**Exercise**
Please return every line below that contains the string "Google".

**Entries from a dataset of interfaces**
"""

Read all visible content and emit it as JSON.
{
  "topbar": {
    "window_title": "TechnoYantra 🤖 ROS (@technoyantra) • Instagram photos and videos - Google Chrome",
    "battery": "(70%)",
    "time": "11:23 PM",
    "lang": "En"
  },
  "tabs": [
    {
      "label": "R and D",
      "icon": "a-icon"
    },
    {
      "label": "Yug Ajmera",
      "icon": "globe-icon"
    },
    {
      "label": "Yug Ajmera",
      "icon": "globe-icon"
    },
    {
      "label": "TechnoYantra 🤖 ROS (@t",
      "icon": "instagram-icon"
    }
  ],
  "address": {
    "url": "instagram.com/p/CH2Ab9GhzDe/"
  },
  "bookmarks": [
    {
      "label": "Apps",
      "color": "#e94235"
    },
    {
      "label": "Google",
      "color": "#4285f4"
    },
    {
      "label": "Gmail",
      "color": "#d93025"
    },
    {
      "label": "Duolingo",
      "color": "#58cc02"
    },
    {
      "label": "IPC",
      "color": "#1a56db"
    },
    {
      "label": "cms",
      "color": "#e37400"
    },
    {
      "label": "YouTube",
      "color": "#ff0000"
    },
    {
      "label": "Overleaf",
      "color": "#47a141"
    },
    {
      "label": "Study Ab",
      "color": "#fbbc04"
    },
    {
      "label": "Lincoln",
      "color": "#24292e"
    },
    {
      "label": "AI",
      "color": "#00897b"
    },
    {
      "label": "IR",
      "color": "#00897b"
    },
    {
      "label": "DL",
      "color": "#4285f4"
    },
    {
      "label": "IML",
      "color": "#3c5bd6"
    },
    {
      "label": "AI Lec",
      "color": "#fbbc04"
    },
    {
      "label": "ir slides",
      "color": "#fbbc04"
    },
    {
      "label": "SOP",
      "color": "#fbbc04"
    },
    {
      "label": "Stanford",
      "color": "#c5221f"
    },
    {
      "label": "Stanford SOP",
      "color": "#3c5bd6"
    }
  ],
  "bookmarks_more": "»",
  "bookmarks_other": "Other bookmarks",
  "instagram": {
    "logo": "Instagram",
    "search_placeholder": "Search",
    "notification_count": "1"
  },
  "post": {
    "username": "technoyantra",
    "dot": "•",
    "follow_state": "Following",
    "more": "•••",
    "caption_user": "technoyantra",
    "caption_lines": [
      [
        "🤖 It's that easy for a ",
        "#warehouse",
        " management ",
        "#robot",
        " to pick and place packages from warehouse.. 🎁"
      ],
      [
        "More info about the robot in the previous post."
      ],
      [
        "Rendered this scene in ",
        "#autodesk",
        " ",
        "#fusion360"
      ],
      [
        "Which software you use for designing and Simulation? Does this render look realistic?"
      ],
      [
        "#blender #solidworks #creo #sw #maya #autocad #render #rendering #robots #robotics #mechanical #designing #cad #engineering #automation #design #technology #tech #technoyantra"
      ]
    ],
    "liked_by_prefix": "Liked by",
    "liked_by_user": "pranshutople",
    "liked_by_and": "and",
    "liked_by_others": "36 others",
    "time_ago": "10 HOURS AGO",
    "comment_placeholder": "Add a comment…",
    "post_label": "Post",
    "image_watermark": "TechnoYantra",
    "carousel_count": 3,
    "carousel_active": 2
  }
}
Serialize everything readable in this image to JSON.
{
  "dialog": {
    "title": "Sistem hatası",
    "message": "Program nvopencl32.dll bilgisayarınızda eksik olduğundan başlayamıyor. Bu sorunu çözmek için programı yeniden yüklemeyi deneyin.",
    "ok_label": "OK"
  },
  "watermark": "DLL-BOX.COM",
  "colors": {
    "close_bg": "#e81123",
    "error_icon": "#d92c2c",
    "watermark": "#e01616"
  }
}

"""

**Answer to this task**
    "window_title": "TechnoYantra 🤖 ROS (@technoyantra) • Instagram photos and videos - Google Chrome",
      "label": "Google",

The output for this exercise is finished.